The one and a half kilometres  continuation from the path end up to the trig was arduous and time consuming. At last the trig was visible standing in lonely isolation in the middle of a huge expanse of moorland, the only object sticking up above the level of the heather.

I headed north to pick up another Land Rover track after visiting the curious collection of large bouldery stones: Ray Gill House Wig Stones. They may be of interest to bouldering aficionados - see  this website:  "Unknown Stones, Wild Bouldering in Yorkshire"

A stop for coffee and a munch and then a walk back on the good track to Ramsgill completed a good walk in magnificent surroundings.

I had researched one other trig a short hop from the road only a couple of miles away. Trigpointing UK informed me of ascents up a private track to lead through a disused quarry and then a couple more fields. I had assumed this would be the most practical route. Parking at the road junction where the track lead off was fortuitous on this narrow country lane.  Up the track I went leading through a field opening to a rusty old iron gate leading into the disused quarry, This gate was propped up by three huge stones. The gate had various metal stakes protruding threatening impalement and it was also leaning awkwardly. I tried to climb over but failed. I wandered up the wall side and found no other weak point. Back at the gate I heaved one of the stones away and managed to open the gate enough to squeeze through - there's always a way?  I trekked across the quarry only to find the only exit was over a low wall with a low non-barbed fence, easy enough to stride over but with an eight foot drop into the field below. The thought of injuring myself and having to call out the boys for help and trying to explain that I was two fields and a quarry into private land, and they would probably need to identify the farmer and gain permission, was a sobering thought and I retreated, replacing the moved stone at the gate. That possibility definitely needs bearing in mind when on private land. Extra care and caution is advisable.

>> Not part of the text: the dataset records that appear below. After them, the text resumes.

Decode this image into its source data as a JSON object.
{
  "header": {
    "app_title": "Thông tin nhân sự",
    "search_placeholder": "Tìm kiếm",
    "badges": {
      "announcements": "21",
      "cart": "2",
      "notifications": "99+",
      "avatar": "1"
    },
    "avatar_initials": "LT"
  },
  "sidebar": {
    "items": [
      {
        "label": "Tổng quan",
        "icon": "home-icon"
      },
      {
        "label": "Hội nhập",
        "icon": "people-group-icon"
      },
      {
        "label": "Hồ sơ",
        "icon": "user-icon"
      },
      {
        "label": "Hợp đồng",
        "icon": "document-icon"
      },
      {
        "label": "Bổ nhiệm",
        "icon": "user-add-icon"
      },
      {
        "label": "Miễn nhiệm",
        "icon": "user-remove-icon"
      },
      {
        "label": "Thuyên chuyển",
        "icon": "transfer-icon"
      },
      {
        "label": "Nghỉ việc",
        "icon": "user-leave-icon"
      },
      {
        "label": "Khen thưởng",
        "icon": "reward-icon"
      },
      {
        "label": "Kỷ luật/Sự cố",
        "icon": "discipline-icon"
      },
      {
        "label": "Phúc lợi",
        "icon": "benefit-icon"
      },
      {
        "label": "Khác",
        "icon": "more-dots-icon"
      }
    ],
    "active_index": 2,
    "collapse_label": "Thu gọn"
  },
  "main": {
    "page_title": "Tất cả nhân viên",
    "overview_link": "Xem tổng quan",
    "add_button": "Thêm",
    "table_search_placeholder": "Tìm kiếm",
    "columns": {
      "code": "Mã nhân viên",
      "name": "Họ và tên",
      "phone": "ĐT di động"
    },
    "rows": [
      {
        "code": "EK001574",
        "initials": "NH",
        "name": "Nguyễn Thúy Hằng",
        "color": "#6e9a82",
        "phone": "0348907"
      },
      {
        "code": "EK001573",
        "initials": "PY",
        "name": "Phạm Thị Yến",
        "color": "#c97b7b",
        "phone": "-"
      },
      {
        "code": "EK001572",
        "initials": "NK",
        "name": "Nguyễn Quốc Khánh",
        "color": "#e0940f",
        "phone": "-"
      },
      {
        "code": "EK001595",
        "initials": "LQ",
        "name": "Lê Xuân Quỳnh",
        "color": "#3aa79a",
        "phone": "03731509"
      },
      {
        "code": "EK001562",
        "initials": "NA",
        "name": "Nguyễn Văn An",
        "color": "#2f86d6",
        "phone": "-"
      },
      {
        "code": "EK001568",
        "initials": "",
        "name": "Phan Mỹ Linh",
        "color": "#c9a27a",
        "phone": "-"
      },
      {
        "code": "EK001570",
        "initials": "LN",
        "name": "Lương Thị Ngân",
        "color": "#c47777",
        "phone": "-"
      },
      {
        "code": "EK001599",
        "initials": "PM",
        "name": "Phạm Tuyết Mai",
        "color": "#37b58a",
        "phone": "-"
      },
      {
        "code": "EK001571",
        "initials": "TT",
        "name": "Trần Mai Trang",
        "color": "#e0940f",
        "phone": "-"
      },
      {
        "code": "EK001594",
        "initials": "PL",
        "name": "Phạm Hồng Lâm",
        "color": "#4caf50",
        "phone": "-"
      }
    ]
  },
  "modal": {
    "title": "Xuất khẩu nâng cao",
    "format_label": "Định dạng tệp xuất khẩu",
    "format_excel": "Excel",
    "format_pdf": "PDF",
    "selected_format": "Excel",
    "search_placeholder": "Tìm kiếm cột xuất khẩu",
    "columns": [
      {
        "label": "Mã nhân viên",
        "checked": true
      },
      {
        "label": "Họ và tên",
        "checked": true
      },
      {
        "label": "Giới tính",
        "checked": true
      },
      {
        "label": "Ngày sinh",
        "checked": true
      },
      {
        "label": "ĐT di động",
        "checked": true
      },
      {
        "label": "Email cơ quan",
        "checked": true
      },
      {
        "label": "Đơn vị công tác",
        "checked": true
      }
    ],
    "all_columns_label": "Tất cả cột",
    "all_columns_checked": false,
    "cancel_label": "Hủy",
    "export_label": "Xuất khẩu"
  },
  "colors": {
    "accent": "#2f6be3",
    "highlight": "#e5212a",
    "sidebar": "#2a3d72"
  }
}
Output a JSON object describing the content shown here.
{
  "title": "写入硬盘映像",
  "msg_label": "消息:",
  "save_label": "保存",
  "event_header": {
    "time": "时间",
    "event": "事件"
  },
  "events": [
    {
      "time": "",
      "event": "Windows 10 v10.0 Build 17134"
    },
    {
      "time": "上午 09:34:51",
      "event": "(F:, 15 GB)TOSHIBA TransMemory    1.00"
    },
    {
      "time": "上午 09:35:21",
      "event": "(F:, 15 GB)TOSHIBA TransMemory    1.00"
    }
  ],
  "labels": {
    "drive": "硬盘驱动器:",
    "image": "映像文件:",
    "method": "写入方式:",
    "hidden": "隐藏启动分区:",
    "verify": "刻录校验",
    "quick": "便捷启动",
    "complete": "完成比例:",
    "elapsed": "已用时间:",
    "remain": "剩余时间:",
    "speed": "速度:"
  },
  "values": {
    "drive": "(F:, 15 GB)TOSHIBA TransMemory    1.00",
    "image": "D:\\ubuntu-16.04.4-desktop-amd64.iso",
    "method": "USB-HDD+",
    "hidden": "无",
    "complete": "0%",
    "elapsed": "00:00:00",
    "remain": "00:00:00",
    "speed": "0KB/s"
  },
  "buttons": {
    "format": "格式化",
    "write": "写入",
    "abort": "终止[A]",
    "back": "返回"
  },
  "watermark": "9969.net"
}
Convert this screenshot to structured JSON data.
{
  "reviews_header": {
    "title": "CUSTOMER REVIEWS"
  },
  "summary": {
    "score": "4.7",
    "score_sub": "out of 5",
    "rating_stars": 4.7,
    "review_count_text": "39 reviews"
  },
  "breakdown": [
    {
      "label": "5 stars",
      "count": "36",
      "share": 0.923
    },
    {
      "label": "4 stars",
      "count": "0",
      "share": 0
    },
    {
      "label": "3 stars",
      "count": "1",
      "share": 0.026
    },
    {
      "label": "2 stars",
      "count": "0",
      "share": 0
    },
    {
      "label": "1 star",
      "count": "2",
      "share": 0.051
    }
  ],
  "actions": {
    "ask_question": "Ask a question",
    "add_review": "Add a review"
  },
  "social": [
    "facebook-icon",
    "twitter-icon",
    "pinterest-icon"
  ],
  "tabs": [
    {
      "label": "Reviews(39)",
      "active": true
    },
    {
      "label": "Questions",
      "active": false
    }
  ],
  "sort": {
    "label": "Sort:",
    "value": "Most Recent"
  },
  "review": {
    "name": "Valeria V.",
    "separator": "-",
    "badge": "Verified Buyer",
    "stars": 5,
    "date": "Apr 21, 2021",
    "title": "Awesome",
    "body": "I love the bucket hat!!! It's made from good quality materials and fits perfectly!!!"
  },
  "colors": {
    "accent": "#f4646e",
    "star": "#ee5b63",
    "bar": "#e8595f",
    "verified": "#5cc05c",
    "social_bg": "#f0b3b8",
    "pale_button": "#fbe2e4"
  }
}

I now looked carefully at the map. I saw that the trig is actually on access land and a short drive up the road identified a gate leading onto that land with an easy walk up to the trig! It was now too late and I will have to leave that for next time but with the research done it will only be a short diversion.

The Yorke Arms, Ramsgill

Looking down to Ramsgill church


My trig is up there somewhere

Land Rover track, easy going until...

...its termination at this cairn

And some time later after a lot of heather thrashing. Ah! But that is what I came for?

Ray Gill house Wig Stones (perhaps they look like the wigs of old?)

Clockwise from Ramsgill

The second trig. Route from Trig Pointing UK in blue. My researched route for next time in red

That trig in geographical context